### Given entries:

━━━━━━━━━━

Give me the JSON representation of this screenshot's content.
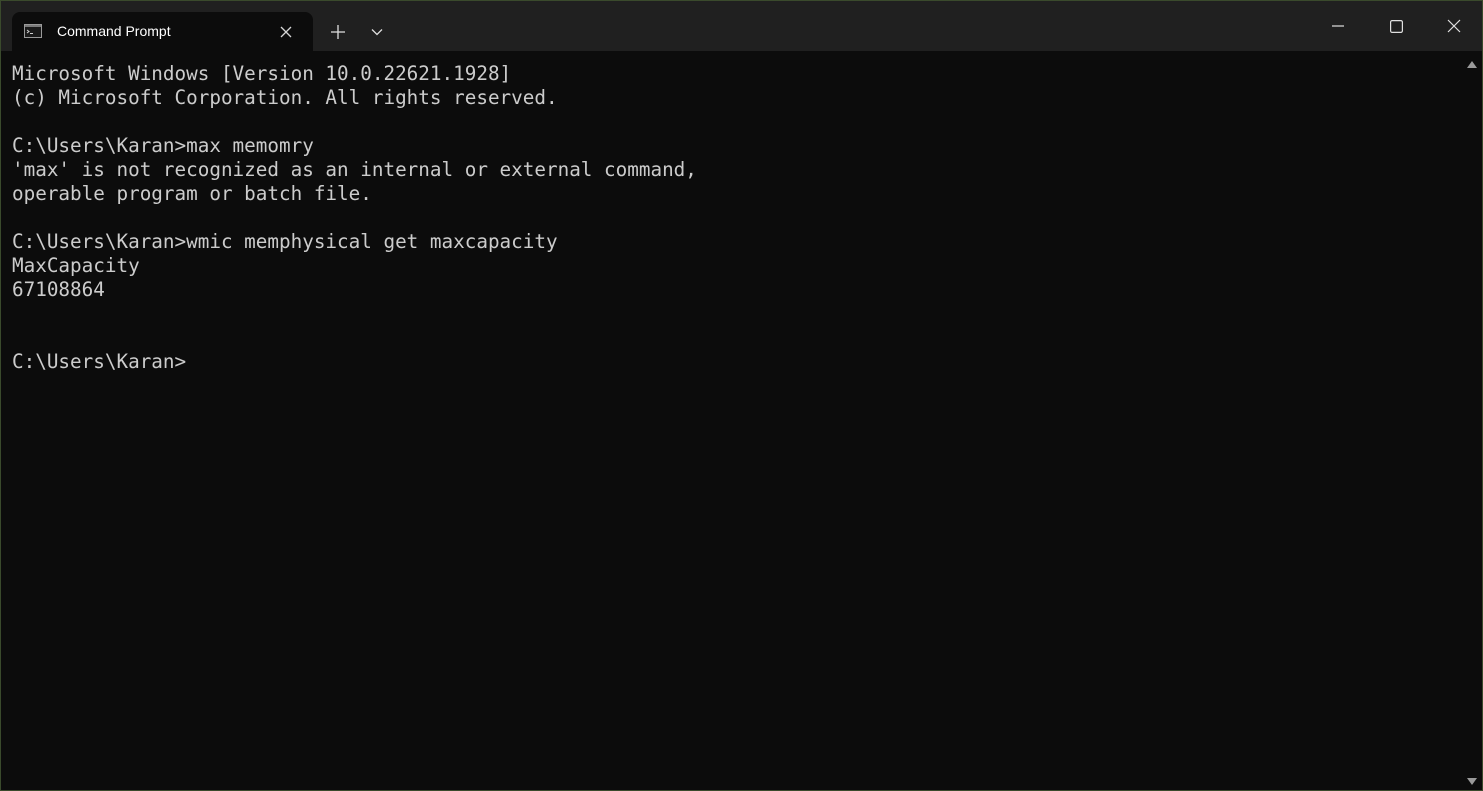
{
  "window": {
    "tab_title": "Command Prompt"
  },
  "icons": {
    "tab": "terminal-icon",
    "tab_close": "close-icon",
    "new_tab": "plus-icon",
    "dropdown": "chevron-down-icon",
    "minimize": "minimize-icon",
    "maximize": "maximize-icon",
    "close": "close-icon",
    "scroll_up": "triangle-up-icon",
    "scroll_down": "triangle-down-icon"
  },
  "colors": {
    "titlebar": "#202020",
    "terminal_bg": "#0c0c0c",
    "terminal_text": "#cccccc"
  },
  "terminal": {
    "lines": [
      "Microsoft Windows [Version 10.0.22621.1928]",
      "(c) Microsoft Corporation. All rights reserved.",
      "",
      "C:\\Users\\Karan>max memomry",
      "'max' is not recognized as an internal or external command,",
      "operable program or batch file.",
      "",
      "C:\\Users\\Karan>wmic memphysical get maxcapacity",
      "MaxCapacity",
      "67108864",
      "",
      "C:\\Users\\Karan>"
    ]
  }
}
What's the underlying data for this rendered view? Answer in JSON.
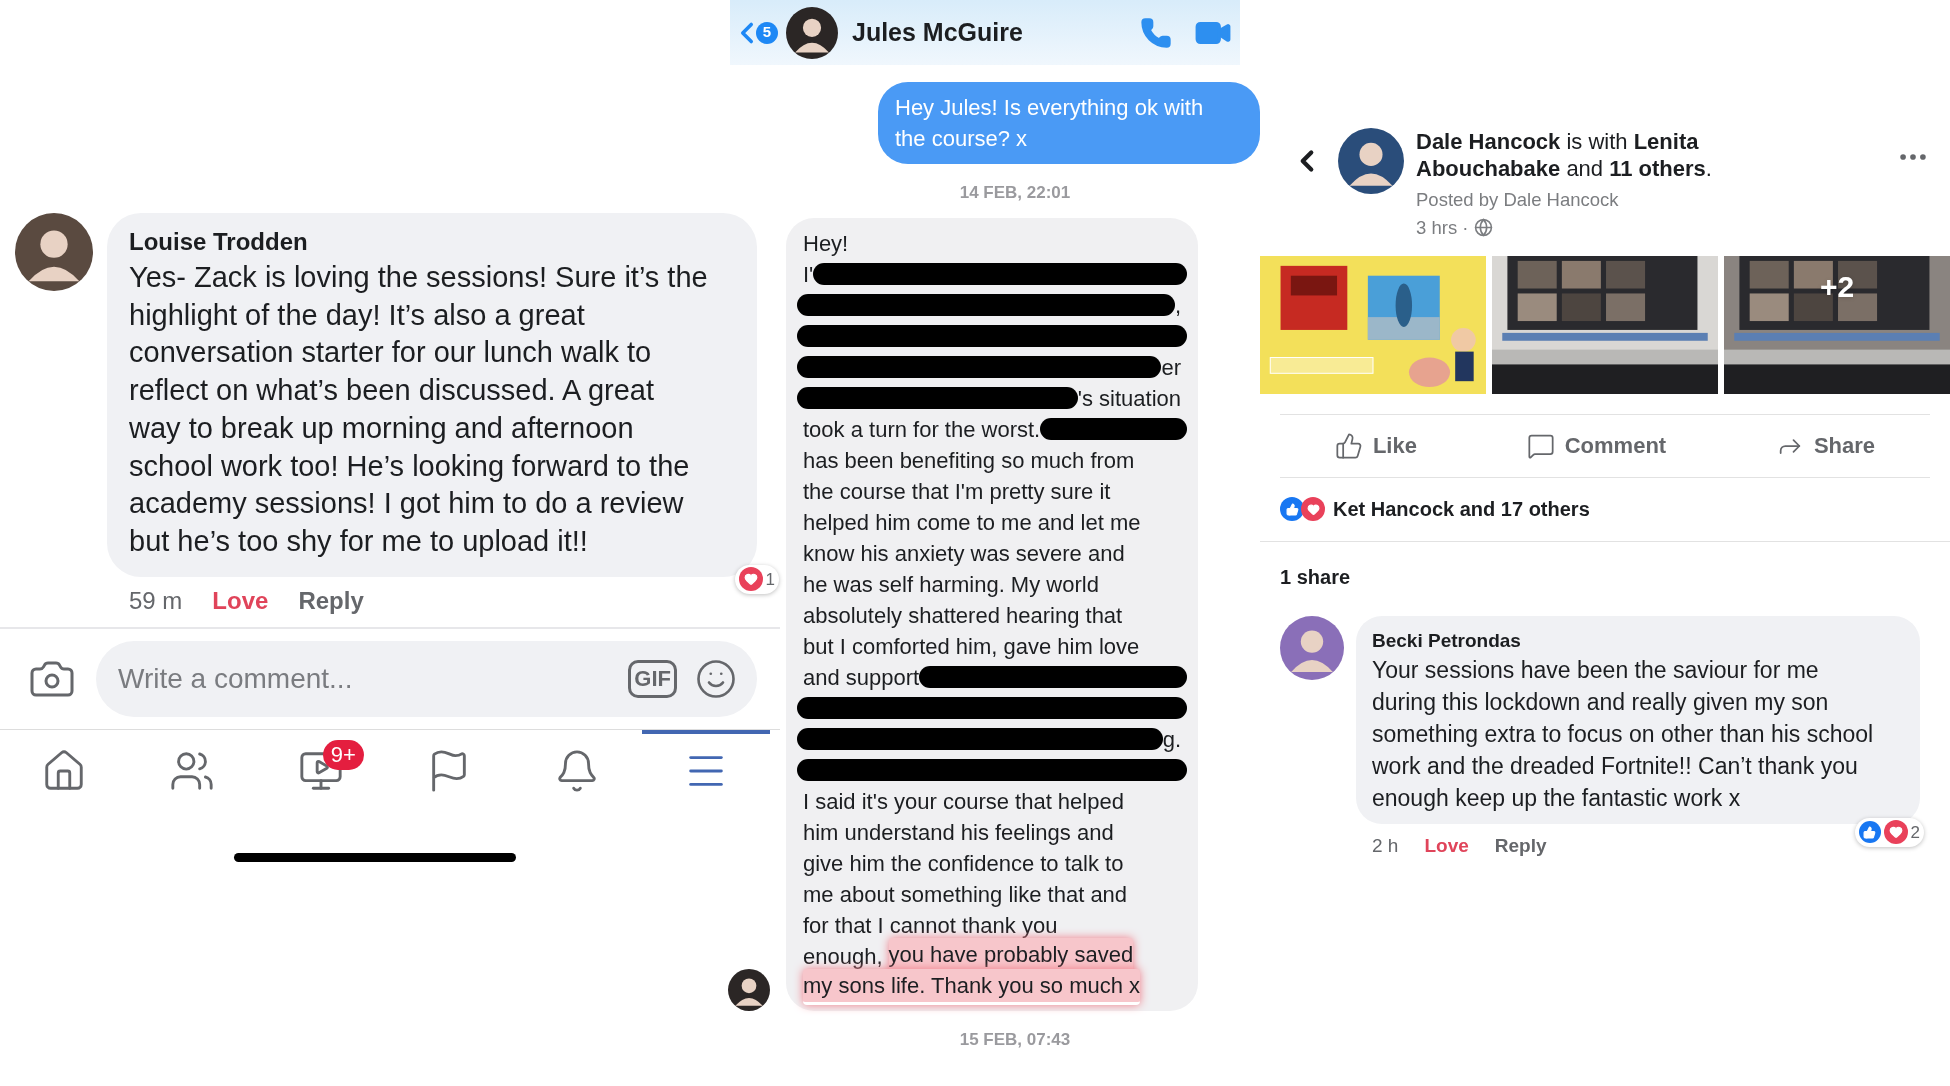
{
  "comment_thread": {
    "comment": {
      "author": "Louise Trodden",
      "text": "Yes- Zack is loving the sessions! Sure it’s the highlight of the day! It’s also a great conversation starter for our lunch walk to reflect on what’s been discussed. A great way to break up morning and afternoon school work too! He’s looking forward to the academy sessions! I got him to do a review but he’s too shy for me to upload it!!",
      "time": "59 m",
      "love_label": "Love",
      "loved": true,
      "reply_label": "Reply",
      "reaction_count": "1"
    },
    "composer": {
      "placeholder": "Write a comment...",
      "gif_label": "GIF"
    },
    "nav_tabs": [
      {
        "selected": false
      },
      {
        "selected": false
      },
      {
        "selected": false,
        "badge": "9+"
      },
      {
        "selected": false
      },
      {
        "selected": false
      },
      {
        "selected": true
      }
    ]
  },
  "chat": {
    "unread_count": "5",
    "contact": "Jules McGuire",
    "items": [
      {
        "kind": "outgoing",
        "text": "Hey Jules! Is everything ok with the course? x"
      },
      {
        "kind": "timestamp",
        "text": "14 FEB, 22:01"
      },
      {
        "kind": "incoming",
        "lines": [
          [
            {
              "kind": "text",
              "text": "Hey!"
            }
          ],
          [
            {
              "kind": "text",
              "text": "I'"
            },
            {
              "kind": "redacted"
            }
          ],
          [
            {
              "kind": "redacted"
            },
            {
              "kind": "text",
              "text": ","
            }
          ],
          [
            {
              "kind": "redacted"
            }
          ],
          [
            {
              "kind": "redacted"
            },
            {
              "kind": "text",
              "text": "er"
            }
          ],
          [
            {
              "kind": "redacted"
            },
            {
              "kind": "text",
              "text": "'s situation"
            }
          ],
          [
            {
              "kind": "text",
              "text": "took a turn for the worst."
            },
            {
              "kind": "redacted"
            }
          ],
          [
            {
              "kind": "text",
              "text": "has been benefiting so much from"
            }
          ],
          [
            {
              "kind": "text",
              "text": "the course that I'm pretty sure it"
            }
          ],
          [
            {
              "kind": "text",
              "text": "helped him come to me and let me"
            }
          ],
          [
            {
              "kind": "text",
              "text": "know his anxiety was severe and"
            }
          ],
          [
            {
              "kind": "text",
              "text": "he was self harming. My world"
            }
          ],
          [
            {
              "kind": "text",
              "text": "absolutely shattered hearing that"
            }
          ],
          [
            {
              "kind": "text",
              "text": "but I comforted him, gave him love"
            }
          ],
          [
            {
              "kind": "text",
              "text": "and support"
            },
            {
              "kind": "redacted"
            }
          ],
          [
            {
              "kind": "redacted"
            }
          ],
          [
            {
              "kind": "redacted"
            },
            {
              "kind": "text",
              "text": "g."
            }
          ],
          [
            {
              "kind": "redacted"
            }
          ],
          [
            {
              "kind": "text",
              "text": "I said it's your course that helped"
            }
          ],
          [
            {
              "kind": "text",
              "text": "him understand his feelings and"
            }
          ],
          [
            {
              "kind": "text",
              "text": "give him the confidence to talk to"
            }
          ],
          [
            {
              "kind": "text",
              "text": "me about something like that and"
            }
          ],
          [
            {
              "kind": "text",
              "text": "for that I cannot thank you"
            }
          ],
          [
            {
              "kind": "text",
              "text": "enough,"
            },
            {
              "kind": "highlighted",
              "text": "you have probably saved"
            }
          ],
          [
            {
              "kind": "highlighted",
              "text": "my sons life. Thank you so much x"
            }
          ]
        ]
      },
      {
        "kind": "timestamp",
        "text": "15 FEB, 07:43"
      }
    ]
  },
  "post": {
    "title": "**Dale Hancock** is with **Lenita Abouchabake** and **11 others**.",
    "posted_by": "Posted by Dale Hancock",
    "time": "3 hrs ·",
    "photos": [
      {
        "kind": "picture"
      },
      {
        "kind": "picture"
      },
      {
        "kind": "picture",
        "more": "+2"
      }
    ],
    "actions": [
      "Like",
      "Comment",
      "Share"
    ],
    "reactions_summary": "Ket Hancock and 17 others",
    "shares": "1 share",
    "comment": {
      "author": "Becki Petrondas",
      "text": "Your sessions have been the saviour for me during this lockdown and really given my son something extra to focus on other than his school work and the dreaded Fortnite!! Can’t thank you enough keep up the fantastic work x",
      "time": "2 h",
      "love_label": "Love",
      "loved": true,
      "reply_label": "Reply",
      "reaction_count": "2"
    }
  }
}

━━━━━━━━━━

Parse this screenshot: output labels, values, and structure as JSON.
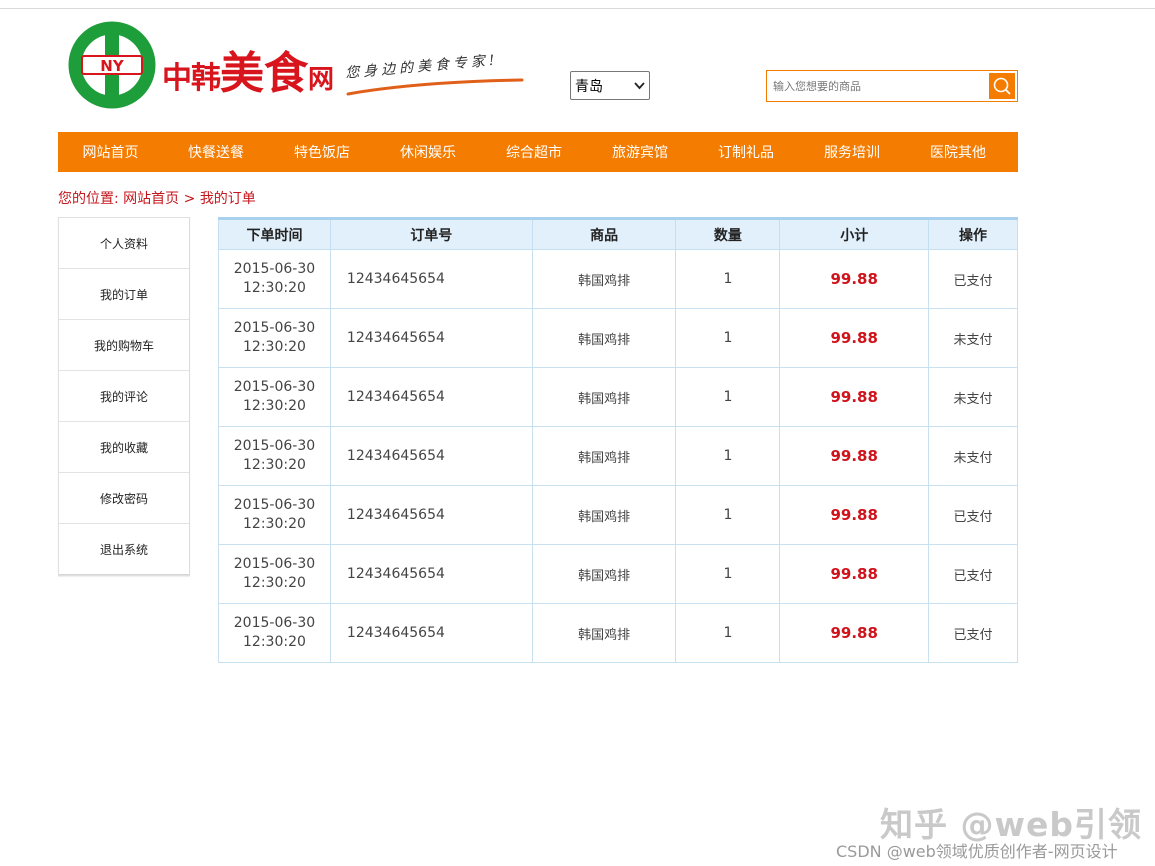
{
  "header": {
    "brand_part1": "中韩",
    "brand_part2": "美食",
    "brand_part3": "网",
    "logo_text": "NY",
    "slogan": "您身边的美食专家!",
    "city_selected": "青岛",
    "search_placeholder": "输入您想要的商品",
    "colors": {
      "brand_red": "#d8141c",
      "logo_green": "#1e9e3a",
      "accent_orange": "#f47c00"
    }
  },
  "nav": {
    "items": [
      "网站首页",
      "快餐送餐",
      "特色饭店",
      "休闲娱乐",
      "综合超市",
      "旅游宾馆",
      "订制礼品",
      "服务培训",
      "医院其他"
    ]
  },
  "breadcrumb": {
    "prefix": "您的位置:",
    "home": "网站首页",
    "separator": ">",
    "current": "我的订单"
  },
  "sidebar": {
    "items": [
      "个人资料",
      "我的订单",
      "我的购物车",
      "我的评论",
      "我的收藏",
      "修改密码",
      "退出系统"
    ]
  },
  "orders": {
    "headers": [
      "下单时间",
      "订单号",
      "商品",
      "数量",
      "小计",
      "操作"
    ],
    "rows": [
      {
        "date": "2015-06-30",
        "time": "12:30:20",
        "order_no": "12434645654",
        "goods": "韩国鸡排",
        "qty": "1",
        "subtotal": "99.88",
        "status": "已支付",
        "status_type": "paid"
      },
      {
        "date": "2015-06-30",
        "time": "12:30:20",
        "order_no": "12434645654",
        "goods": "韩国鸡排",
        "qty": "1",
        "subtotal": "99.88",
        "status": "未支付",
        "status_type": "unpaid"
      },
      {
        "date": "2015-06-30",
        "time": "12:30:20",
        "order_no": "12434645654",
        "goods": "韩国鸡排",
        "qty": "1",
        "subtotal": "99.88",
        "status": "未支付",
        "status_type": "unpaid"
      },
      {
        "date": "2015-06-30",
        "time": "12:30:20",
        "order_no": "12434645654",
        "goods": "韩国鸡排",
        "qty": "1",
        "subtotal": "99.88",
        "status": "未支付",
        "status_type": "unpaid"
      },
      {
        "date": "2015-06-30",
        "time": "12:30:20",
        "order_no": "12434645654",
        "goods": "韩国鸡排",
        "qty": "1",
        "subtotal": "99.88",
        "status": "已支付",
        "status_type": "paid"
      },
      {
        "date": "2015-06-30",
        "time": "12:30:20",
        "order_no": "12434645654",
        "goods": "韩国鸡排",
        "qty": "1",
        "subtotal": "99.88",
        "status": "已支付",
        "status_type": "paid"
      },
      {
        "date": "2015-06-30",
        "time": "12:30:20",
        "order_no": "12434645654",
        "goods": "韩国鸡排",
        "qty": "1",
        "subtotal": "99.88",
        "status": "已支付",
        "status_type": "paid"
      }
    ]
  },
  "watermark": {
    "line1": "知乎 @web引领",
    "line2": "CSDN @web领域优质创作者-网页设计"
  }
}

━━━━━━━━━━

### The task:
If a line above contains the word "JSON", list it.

### Answer section:
Give me the JSON representation of this screenshot's content.
What's the underlying data for this rendered view? Answer in JSON.
Parse this screenshot: output labels, values, and structure as JSON.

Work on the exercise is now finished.